By Wayne Lutton, May 11, 2015
A revolution in the workplace is occurring before our very eyes, with robots replacing humans in all sorts of occupations. Last week, the Wall Street Journal reported that “in corporate finance departments, software takes over jobs that once required lots more time, armies of people.” For example, at Pilot Travel Centers, one robot does the work that used to be performed by 80 people. Every week, it takes, tracks, and processes payment for thousands of orders.
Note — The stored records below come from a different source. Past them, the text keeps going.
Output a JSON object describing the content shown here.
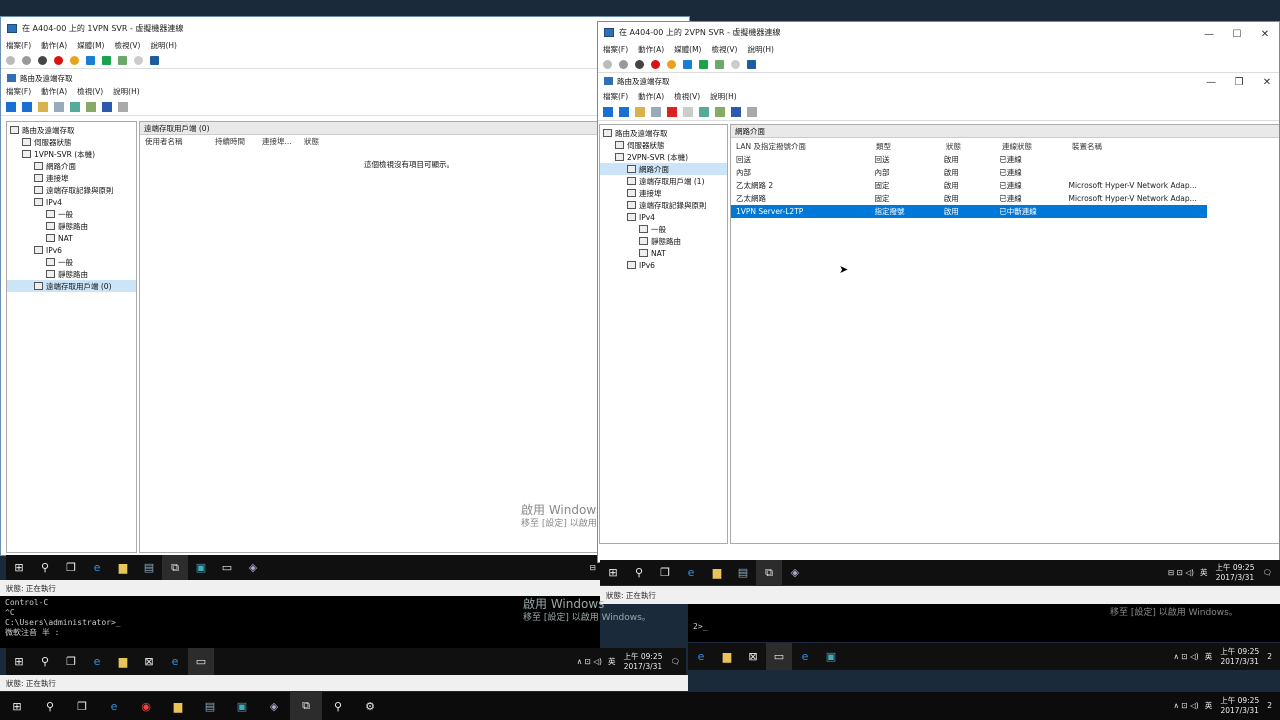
{
  "left_window": {
    "title": "在 A404-00 上的 1VPN SVR - 虛擬機器連線",
    "menu": [
      "檔案(F)",
      "動作(A)",
      "媒體(M)",
      "檢視(V)",
      "說明(H)"
    ],
    "inner_title": "路由及遠端存取",
    "inner_menu": [
      "檔案(F)",
      "動作(A)",
      "檢視(V)",
      "說明(H)"
    ],
    "tree": [
      {
        "label": "路由及遠端存取",
        "indent": 0
      },
      {
        "label": "伺服器狀態",
        "indent": 1
      },
      {
        "label": "1VPN-SVR (本機)",
        "indent": 1
      },
      {
        "label": "網路介面",
        "indent": 2
      },
      {
        "label": "連接埠",
        "indent": 2
      },
      {
        "label": "遠端存取記錄與原則",
        "indent": 2
      },
      {
        "label": "IPv4",
        "indent": 2
      },
      {
        "label": "一般",
        "indent": 3
      },
      {
        "label": "靜態路由",
        "indent": 3
      },
      {
        "label": "NAT",
        "indent": 3
      },
      {
        "label": "IPv6",
        "indent": 2
      },
      {
        "label": "一般",
        "indent": 3
      },
      {
        "label": "靜態路由",
        "indent": 3
      },
      {
        "label": "遠端存取用戶端 (0)",
        "indent": 2
      }
    ],
    "pane_title": "遠端存取用戶端 (0)",
    "columns": [
      "使用者名稱",
      "持續時間",
      "連接埠...",
      "狀態"
    ],
    "empty_message": "這個檢視沒有項目可顯示。",
    "status": "狀態: 正在執行"
  },
  "right_window": {
    "title": "在 A404-00 上的 2VPN SVR - 虛擬機器連線",
    "menu": [
      "檔案(F)",
      "動作(A)",
      "媒體(M)",
      "檢視(V)",
      "說明(H)"
    ],
    "inner_title": "路由及遠端存取",
    "inner_menu": [
      "檔案(F)",
      "動作(A)",
      "檢視(V)",
      "說明(H)"
    ],
    "tree": [
      {
        "label": "路由及遠端存取",
        "indent": 0
      },
      {
        "label": "伺服器狀態",
        "indent": 1
      },
      {
        "label": "2VPN-SVR (本機)",
        "indent": 1
      },
      {
        "label": "網路介面",
        "indent": 2
      },
      {
        "label": "遠端存取用戶端 (1)",
        "indent": 2
      },
      {
        "label": "連接埠",
        "indent": 2
      },
      {
        "label": "遠端存取記錄與原則",
        "indent": 2
      },
      {
        "label": "IPv4",
        "indent": 2
      },
      {
        "label": "一般",
        "indent": 3
      },
      {
        "label": "靜態路由",
        "indent": 3
      },
      {
        "label": "NAT",
        "indent": 3
      },
      {
        "label": "IPv6",
        "indent": 2
      }
    ],
    "pane_title": "網路介面",
    "columns": [
      "LAN 及指定撥號介面",
      "類型",
      "狀態",
      "連線狀態",
      "裝置名稱"
    ],
    "rows": [
      [
        "回送",
        "回送",
        "啟用",
        "已連線",
        ""
      ],
      [
        "內部",
        "內部",
        "啟用",
        "已連線",
        ""
      ],
      [
        "乙太網路 2",
        "固定",
        "啟用",
        "已連線",
        "Microsoft Hyper-V Network Adap..."
      ],
      [
        "乙太網路",
        "固定",
        "啟用",
        "已連線",
        "Microsoft Hyper-V Network Adap..."
      ],
      [
        "1VPN Server-L2TP",
        "指定撥號",
        "啟用",
        "已中斷連線",
        ""
      ]
    ],
    "status": "狀態: 正在執行"
  },
  "taskbars": {
    "vm_left": {
      "time": "上午 09:25",
      "date": "2017/3/31",
      "ime": "英"
    },
    "vm_right": {
      "time": "上午 09:25",
      "date": "2017/3/31",
      "ime": "英",
      "notif": "2"
    },
    "lower_left": {
      "time": "上午 09:25",
      "date": "2017/3/31",
      "ime": "英"
    },
    "lower_right": {
      "time": "上午 09:25",
      "date": "2017/3/31",
      "ime": "英",
      "notif": "2"
    },
    "host": {
      "time": "上午 09:25",
      "date": "2017/3/31",
      "ime": "英",
      "notif": "2"
    }
  },
  "watermark": {
    "line1": "啟用 Windows",
    "line2": "移至 [設定] 以啟用 Windows。"
  },
  "cmd_left": [
    "Control-C",
    "^C",
    "C:\\Users\\administrator>_",
    "微軟注音 半 :"
  ],
  "cmd_right": [
    "2>_"
  ],
  "lower_status": "狀態: 正在執行"
}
Ten clerks remain to pay suppliers of goods and services.
According to the Hackett Group, a consulting firm, since 2004, the median number of full-time employees in the finance department at large companies has declined 40%. The WSJ continued: “Automation is threatening to replace swaths of white-collar workers, much as mechanical robots have displaced blue-collar workers on assembly lines … . Among those is jeopardy: accounts-payable clerks; inventory-control analysts, who record and audit what is in stock and estimate inventory needs; and accounts-receivable clerks, who send invoices to customers, track payments, and forecast customer default rates.”
Even as what have been, until now, highly sought-after jobs in finance departments are disappearing, the federal government continues to issue H1-B visas for employment in this area. This encourages companies to hire foreign workers, in preference to Americans, to fill the remaining jobs.
Two years ago, an Oxford University study concluded that “about 47 percent of total U.S. employment is at risk” to be replaced by automation [see: “The Future of Employment: How Susceptible Are Jobs to Computerization?”]. Why, then, is the U.S. continuing to import foreign workers, and their families, when the future will require fewer workers?
Source: Vipal Monga, “The New Bookkeeper Is a Robot,” Wall Street Journal, May 5, 2015, Business and Tech Section, pp. B1,7.